What does resilience mean in contexts where there are multiple, permanent risks: the example of Latin and Central America
Presentation by Nelson Castaño
How can we conceptualise and systematise the historical knowledge of our people, our communities, and our organisations? The concept of Disaster Risk Reduction first emerged in the 1990’s during the International Decade for Natural Disaster Reduction. Climate change adaptation came a little bit later, and after that, strategies on how to connect them together. Now we have begun to talk about “Resilience”.
1984: “Prevention better than Cure”
Mid-1990’s: “Reducing Risk”
1999: new IFRC Disaster Preparedness Policy, VCA Guide
2001 - 2008: DFID Pilot Disaster Reduction Program
2002: WDR – Reducing Risk2004: Community Resilience
2003: 29th International Conference “Agenda for Humanitarian Action”
2005: “Hyogo Framework for Action”
2007: 30th International Conference “Together for Humanity”
2008 - 2009: Framework for Community Safety and Resilience, Oslo Communiqué - Strategy 2020
2010: WDR – Urban Risk
At the beginning of October 2012, an internal IFRC workshop was held in the Dominican Republic, bringing together local communities, local NGOs and governments to talk about urban risk and resilience. One of the mayors of a small town pointed out that we needed to change the approach, moving towards the concept of resilience instead of working through the lense of disaster risk reduction, as we have been doing for ten years now.

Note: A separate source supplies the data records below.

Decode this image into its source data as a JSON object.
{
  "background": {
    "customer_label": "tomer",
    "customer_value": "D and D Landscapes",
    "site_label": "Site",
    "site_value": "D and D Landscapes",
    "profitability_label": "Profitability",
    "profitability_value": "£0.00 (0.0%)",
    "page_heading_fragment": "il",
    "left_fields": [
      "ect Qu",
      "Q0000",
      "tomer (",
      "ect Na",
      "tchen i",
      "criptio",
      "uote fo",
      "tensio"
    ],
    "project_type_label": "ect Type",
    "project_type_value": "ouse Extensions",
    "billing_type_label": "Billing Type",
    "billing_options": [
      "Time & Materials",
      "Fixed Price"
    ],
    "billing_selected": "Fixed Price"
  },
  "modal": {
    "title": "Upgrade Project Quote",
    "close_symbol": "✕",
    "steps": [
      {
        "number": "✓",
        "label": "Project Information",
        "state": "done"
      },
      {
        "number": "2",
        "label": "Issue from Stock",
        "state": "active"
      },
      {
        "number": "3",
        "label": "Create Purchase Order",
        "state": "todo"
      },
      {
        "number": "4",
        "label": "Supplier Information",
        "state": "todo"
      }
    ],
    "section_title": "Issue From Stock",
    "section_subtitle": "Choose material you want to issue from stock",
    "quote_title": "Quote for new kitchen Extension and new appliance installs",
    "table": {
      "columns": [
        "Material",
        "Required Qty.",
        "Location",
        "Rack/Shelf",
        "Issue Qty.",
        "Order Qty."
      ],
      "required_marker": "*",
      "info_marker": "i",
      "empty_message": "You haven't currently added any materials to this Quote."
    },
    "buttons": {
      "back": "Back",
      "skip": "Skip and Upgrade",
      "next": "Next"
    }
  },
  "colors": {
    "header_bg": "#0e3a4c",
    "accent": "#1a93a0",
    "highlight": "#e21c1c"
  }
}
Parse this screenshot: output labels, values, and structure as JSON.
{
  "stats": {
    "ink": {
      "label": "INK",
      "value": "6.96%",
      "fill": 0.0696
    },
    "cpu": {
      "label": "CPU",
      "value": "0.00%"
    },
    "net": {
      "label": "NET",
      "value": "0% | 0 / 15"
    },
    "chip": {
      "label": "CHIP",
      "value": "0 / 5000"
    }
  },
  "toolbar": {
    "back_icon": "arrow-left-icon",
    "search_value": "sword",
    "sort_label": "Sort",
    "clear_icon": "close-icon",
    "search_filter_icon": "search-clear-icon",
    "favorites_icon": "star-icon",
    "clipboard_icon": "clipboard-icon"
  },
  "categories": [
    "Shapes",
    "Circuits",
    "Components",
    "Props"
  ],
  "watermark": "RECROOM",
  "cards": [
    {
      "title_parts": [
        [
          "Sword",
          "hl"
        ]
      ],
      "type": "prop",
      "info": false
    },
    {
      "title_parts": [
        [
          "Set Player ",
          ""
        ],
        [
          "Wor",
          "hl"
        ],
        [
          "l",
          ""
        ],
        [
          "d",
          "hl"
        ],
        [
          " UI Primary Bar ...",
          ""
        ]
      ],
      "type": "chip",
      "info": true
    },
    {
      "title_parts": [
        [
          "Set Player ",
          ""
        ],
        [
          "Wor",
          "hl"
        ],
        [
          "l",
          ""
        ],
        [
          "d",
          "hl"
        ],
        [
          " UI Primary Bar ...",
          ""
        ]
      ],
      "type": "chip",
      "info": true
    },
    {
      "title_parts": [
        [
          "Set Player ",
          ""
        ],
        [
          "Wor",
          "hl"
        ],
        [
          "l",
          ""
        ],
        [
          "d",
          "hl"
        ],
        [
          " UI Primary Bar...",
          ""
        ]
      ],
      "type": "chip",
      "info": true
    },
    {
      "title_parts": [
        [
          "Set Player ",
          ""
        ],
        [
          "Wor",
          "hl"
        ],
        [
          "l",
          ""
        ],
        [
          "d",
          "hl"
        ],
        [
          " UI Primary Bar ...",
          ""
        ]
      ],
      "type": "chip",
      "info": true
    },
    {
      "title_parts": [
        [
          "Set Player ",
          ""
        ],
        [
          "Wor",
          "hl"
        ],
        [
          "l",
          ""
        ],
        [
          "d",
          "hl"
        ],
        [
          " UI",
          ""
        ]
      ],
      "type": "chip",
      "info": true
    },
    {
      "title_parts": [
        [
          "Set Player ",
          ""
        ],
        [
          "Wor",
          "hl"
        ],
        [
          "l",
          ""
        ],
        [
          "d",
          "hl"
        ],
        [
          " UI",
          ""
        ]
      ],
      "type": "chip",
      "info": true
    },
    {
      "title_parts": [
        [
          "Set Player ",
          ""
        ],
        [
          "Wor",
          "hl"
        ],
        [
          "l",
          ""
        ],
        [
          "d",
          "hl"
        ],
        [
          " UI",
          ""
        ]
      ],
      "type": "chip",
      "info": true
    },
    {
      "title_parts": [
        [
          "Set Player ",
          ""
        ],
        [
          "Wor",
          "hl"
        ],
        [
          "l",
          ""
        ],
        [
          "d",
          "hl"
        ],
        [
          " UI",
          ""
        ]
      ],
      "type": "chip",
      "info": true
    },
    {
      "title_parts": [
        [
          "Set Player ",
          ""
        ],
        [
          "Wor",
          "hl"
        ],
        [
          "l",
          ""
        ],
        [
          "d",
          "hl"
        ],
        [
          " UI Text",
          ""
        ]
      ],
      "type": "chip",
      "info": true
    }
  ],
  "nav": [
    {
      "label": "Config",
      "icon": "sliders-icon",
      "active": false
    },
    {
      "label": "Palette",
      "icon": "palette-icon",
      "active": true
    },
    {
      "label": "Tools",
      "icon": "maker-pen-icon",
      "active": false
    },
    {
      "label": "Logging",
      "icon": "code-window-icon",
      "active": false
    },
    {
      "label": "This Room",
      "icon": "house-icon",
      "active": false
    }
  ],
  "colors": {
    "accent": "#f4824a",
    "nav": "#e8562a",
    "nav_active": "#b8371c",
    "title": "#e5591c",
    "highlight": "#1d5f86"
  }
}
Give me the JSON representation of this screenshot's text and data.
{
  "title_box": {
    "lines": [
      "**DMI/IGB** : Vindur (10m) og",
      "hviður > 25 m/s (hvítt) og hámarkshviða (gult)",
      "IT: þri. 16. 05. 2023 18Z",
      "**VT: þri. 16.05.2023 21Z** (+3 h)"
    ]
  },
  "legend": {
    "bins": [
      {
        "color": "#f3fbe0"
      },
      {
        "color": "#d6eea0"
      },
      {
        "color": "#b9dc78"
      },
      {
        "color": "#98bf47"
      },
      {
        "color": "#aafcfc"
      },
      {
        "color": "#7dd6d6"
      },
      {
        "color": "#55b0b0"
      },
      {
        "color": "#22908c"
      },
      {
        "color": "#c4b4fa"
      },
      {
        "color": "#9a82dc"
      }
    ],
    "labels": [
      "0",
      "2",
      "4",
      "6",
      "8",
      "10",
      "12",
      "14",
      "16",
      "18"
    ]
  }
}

The concept of resilience is related to preparedness, mitigation, response, and recovery. But how can we make it simple and operational? How do we connect it with the realities of local communities? How do we transfer knowledge effectively to the communities?